━━ Recorded data ━━

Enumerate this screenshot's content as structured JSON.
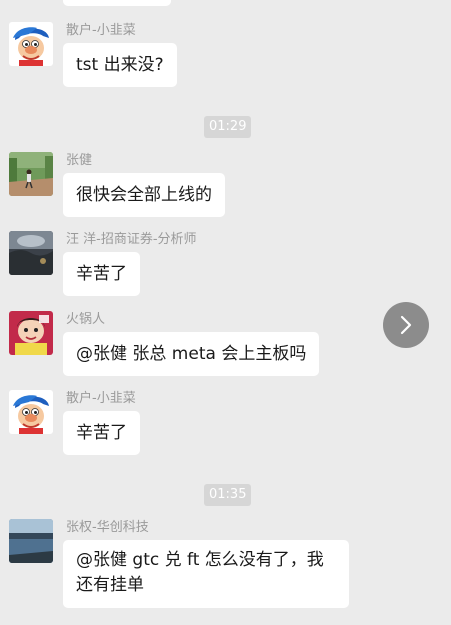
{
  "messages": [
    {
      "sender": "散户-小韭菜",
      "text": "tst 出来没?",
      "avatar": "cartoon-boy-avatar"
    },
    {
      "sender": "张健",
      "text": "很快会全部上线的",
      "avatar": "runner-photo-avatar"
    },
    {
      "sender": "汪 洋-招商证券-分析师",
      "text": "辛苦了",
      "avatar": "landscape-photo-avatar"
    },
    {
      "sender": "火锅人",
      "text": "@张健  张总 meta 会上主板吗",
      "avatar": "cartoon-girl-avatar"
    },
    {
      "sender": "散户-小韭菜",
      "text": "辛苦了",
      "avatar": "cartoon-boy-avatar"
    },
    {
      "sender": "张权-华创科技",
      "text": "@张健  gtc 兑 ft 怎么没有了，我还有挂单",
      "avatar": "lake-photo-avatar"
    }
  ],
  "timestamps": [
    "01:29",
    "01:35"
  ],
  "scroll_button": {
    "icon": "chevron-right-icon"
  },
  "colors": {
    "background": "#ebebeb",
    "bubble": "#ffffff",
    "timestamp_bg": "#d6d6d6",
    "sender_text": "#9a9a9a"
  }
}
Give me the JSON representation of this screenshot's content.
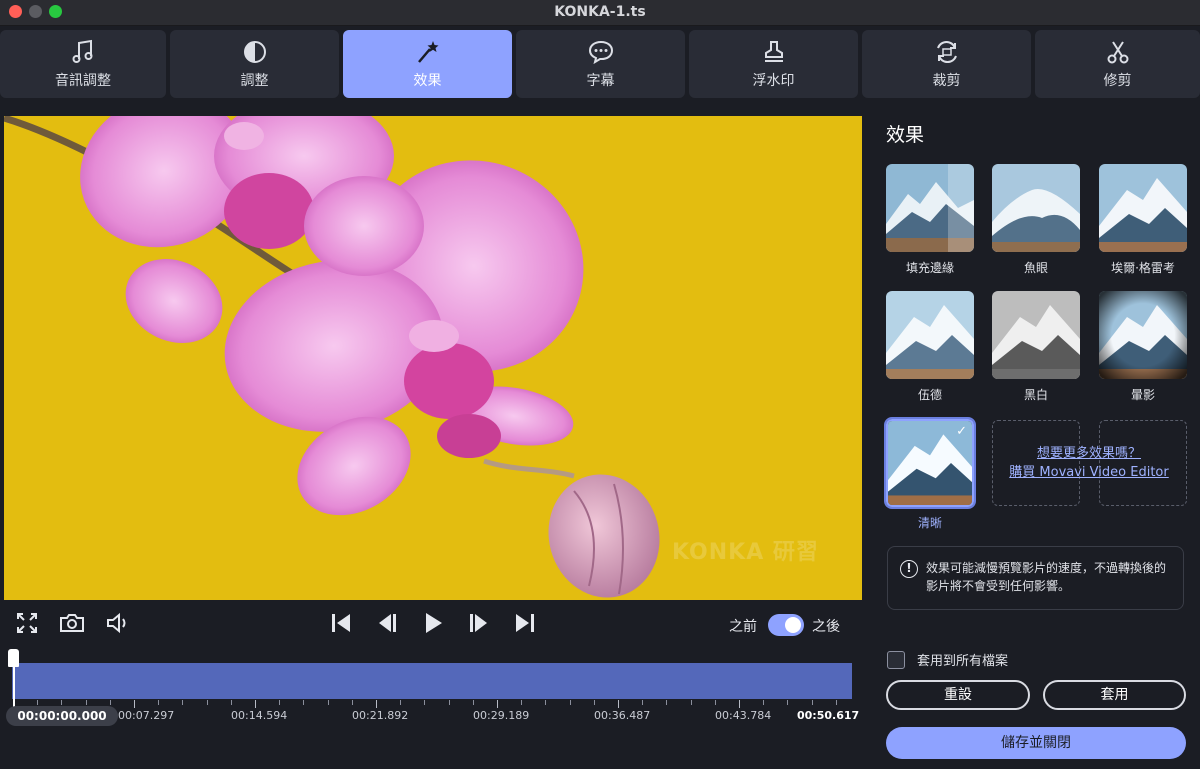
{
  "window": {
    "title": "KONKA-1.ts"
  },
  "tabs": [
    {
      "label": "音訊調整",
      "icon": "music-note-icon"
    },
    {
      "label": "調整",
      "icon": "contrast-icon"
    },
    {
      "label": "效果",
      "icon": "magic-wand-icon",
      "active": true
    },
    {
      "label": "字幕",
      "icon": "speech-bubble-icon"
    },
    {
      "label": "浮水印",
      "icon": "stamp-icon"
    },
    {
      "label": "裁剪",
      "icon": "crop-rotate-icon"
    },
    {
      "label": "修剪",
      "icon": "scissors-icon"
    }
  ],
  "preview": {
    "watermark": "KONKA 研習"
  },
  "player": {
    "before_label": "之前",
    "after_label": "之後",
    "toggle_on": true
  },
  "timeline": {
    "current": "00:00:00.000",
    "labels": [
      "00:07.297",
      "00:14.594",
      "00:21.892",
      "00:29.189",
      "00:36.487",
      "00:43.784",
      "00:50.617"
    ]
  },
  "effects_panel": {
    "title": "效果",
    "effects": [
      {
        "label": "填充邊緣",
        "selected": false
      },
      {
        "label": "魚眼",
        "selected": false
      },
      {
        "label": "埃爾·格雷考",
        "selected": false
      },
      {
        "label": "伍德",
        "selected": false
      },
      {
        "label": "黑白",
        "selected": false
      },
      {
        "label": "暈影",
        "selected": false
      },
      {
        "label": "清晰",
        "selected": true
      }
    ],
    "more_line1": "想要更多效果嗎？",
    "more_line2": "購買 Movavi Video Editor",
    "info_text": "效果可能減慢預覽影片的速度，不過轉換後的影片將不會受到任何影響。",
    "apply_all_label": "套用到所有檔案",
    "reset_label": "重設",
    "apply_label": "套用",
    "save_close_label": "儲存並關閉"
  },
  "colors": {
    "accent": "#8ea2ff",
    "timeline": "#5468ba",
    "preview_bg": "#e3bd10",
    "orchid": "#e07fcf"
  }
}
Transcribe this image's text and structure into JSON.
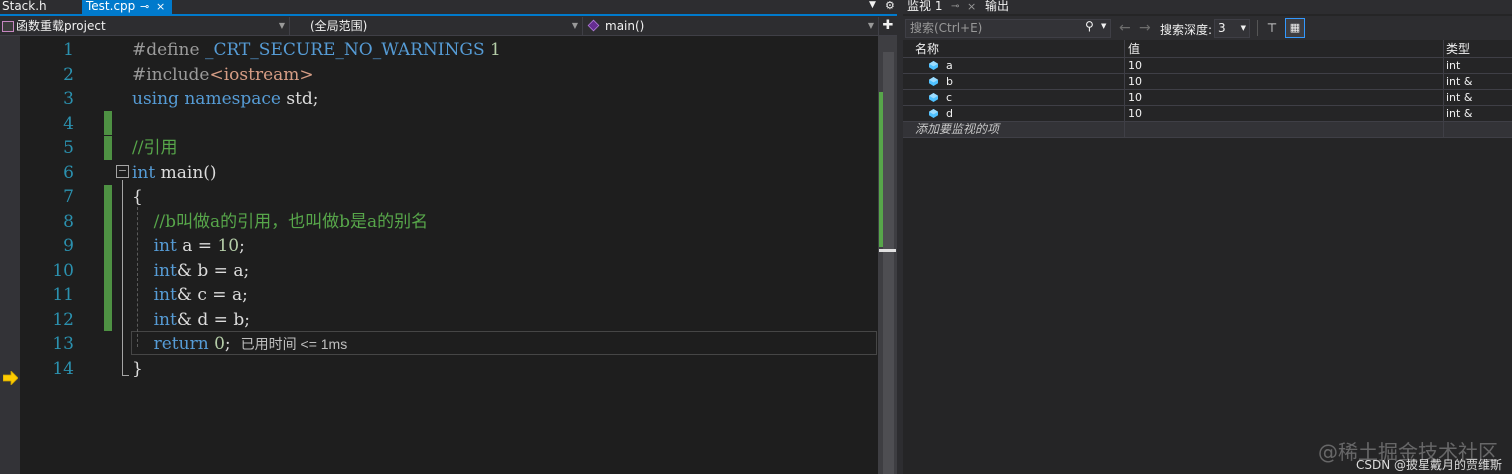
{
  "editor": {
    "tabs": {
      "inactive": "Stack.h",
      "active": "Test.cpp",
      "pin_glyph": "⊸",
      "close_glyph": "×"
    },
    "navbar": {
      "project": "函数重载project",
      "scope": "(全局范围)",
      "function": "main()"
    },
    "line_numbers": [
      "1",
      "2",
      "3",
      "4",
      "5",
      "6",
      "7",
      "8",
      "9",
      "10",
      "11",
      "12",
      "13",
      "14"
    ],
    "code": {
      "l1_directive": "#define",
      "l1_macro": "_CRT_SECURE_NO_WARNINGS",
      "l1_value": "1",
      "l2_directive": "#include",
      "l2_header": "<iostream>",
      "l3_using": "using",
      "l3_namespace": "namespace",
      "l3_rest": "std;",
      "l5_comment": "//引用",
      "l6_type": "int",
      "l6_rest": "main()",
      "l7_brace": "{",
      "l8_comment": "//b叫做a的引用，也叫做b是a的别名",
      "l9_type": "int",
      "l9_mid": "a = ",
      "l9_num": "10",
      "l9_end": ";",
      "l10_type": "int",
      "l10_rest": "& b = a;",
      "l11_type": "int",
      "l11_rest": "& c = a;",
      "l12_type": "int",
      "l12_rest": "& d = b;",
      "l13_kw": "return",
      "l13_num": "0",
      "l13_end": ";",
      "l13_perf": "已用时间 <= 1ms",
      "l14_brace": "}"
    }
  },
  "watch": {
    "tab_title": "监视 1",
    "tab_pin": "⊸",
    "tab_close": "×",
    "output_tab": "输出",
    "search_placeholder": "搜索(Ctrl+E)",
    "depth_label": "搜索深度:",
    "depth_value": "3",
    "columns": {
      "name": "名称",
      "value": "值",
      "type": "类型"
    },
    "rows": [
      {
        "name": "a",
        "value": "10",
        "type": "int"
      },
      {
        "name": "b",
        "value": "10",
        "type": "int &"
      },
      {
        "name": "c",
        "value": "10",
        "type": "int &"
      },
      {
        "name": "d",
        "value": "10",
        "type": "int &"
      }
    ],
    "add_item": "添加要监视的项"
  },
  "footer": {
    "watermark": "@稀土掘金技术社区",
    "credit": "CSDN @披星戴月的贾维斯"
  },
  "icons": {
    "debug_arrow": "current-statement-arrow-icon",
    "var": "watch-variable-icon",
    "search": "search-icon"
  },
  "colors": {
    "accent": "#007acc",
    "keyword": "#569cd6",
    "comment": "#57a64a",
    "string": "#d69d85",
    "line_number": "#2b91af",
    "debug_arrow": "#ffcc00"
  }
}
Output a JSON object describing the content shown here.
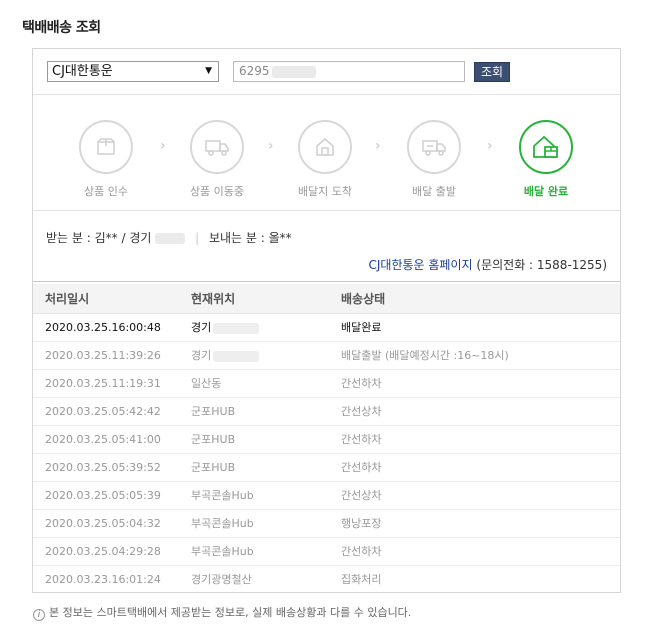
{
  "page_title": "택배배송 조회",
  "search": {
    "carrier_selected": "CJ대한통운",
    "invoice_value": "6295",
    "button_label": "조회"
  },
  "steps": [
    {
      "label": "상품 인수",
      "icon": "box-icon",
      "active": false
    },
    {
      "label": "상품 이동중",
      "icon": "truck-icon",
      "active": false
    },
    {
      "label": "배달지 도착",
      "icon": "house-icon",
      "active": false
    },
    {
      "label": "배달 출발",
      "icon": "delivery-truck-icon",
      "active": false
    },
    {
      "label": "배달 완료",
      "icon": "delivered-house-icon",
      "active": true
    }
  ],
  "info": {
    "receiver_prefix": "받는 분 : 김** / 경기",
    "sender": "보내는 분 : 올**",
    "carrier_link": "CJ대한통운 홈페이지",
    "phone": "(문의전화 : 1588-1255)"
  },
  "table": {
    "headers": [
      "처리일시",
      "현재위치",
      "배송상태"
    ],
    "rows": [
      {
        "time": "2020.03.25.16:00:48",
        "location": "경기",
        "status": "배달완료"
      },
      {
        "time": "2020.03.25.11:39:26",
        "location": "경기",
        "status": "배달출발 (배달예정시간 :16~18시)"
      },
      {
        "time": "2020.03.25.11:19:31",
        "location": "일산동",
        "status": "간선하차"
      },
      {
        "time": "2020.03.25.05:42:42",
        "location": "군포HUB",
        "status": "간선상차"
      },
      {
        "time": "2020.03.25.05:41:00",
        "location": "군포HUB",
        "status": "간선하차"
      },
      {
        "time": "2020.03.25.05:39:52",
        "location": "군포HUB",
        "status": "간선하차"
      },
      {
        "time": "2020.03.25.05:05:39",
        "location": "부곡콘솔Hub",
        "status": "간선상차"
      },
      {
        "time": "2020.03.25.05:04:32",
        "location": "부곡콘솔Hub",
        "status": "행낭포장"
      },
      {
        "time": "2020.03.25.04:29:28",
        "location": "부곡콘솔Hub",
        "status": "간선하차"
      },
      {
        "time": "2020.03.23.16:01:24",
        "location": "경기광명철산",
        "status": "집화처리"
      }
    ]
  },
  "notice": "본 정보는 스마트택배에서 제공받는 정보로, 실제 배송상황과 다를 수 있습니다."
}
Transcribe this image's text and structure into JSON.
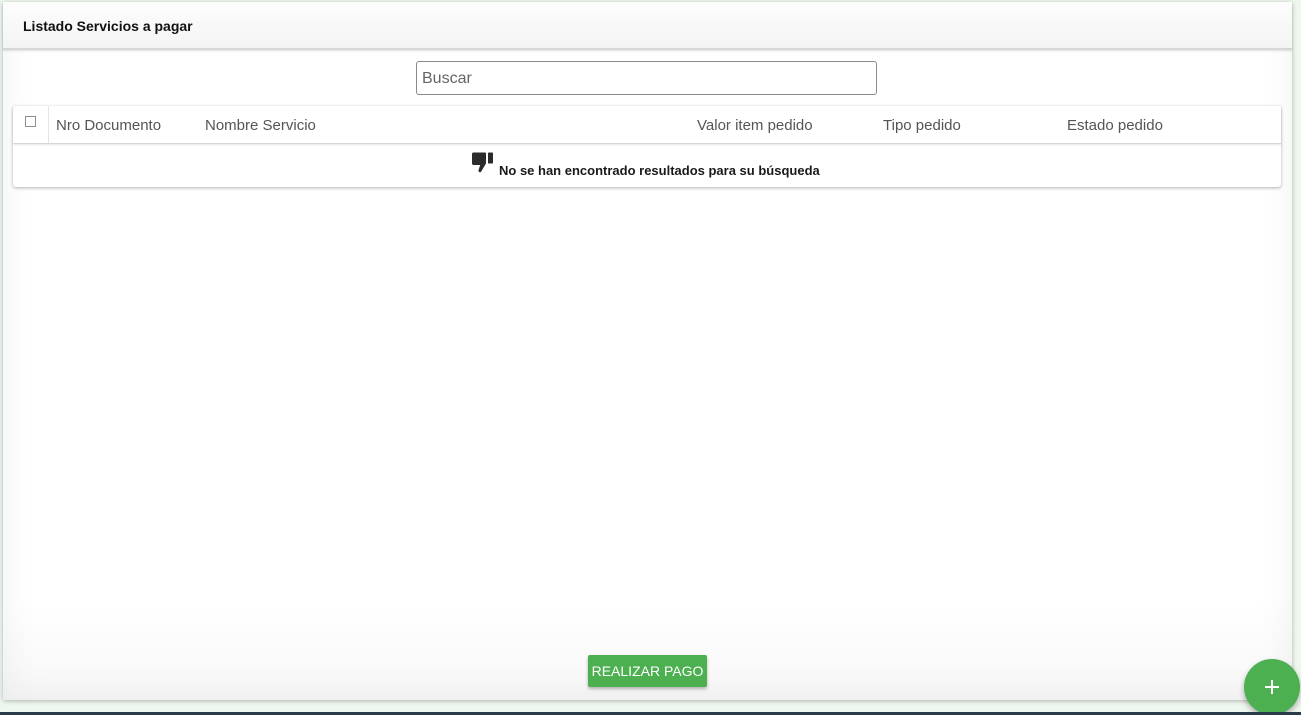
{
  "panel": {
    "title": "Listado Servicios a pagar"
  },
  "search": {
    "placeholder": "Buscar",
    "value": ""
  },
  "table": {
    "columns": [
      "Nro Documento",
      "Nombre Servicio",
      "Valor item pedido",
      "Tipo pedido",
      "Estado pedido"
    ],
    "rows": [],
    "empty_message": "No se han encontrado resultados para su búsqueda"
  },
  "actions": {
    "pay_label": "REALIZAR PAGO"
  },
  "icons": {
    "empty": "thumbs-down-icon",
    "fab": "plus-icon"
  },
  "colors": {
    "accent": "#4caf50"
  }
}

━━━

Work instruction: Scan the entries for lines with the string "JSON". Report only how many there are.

Solution: 5